- 1 clove garlic, finely chopped
- 1 teaspoon fine sea salt
- 2 cups unsweetened almond milk (homemade is perfect!)
- 1 tablespoon extra virgin olive oil
- 1 teaspoon Dijon mustard (check it’s gluten-free)
- 250g packet gluten-free macaroni pasta
- 2-3 tablespoons almond milk, extra
- 2 spring onions, finely sliced
- extra thyme leaves, optional
Preheat oven to 200 C/ 395F. Place tomatoes into a oven-proof dish that’s large enough to hold the finished macaroni and cheese. Drizzle extra virgin olive oil over tomatoes, scatter with thyme leaves and season well with sea salt and black pepper. Roast for 20 minutes or until the skins burst. Remove from the oven and set aside until required.
Meanwhile put a large pot of salted water on to boil while you prepare the ‘cheese’ sauce. Combine the nutritional yeast, brown rice flour, garlic, sea salt and almond milk in a medium pan and whisk until smooth. Bring to the boil over medium heat, then turn down to a simmer and cook, stirring often for 2-3 minutes until thickened slightly.
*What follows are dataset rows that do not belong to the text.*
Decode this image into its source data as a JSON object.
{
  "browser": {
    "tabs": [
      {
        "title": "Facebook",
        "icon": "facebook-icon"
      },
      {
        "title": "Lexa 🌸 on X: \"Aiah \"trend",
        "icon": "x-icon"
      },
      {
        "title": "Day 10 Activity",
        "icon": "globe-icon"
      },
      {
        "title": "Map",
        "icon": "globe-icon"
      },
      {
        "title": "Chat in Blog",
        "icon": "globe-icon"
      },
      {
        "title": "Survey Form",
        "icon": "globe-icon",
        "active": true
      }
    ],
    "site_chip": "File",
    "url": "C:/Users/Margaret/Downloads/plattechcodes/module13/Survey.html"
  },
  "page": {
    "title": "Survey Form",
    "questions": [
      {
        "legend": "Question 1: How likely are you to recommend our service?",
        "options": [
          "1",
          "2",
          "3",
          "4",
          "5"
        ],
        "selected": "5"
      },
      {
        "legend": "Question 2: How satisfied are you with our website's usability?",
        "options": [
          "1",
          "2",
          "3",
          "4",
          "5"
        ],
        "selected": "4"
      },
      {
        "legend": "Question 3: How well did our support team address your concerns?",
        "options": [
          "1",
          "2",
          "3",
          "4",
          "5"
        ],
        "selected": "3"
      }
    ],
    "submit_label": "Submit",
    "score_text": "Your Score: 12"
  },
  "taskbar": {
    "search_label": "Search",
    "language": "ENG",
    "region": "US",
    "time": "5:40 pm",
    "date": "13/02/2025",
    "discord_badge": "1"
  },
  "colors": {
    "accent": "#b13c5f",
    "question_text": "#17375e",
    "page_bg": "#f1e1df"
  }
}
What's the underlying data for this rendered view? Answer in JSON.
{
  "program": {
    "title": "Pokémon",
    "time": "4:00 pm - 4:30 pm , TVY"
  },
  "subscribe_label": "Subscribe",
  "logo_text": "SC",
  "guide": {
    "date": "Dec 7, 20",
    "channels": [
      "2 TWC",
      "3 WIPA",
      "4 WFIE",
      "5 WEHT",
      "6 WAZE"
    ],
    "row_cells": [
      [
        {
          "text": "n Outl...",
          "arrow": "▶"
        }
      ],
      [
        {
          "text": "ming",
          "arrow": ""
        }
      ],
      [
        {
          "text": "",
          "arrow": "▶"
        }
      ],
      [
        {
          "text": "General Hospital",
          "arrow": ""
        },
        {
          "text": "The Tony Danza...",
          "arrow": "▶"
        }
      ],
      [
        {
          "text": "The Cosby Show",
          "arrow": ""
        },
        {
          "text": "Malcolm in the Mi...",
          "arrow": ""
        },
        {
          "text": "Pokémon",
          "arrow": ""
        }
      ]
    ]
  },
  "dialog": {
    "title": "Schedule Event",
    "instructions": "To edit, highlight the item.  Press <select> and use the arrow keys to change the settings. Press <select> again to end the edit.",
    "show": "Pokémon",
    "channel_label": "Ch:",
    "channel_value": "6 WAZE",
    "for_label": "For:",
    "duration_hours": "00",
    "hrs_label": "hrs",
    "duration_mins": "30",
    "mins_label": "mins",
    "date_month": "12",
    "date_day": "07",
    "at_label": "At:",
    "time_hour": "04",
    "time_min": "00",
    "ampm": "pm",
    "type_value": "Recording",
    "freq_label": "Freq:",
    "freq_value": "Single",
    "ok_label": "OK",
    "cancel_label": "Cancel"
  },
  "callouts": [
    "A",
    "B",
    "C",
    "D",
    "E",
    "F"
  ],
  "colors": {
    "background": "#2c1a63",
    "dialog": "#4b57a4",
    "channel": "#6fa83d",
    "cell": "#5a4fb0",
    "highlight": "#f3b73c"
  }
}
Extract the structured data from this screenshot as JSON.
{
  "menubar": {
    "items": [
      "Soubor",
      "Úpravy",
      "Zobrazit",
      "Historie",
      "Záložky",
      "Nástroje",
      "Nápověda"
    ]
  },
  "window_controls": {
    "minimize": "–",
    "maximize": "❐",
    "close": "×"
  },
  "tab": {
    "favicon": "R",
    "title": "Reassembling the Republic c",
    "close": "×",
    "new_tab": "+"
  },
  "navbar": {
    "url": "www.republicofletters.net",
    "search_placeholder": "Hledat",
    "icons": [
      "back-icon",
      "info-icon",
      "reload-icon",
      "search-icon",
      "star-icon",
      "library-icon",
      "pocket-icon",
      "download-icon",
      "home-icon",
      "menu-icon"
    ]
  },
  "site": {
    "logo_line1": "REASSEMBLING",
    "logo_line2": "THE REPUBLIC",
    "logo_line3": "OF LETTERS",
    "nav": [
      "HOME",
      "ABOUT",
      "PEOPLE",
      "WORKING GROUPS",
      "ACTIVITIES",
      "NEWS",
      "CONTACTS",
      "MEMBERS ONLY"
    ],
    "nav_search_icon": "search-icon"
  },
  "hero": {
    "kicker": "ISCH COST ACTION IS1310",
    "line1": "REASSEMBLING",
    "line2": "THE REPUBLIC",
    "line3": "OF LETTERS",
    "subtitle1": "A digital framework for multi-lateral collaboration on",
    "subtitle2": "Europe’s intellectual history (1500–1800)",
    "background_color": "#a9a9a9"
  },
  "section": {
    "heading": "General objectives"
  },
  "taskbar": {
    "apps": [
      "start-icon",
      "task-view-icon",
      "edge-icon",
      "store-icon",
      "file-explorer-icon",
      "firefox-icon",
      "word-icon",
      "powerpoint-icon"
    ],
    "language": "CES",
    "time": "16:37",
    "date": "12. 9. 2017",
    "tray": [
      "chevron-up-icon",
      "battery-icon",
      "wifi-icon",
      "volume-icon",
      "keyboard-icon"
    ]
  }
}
Remove from the heat and set aside.
Once the water is boiling cook the pasta until just al dente, cooked but still firm to the bite. You want to make sure you don’t over cook the pasta at this stage as it still has to have a second cooking in the oven. Drain the pasta, then stir through ‘cheese’ sauce, adding an extra 2-3 tablespoons of almond milk to thin the sauce down, you want it to be on the runny side now, as the pasta will absorb a lot of the sauce when cooking in the oven. Add spring onion and gently fold through the roasted tomatoes. Taste and season with sea salt and black pepper if needed. Transfer the mixture back into the dish the tomatoes were roasting in, pop in the oven and bake for 30-40 minutes or until the top is lovely and golden.
My ‘cheese’ sauce recipe was adapted from one in 500 Vegan Recipes by Celine Steen & Joni Marie Newman.
Recipe linked to: Slightly Indulgent Tuesdays @ Simply Sugar & Gluten-free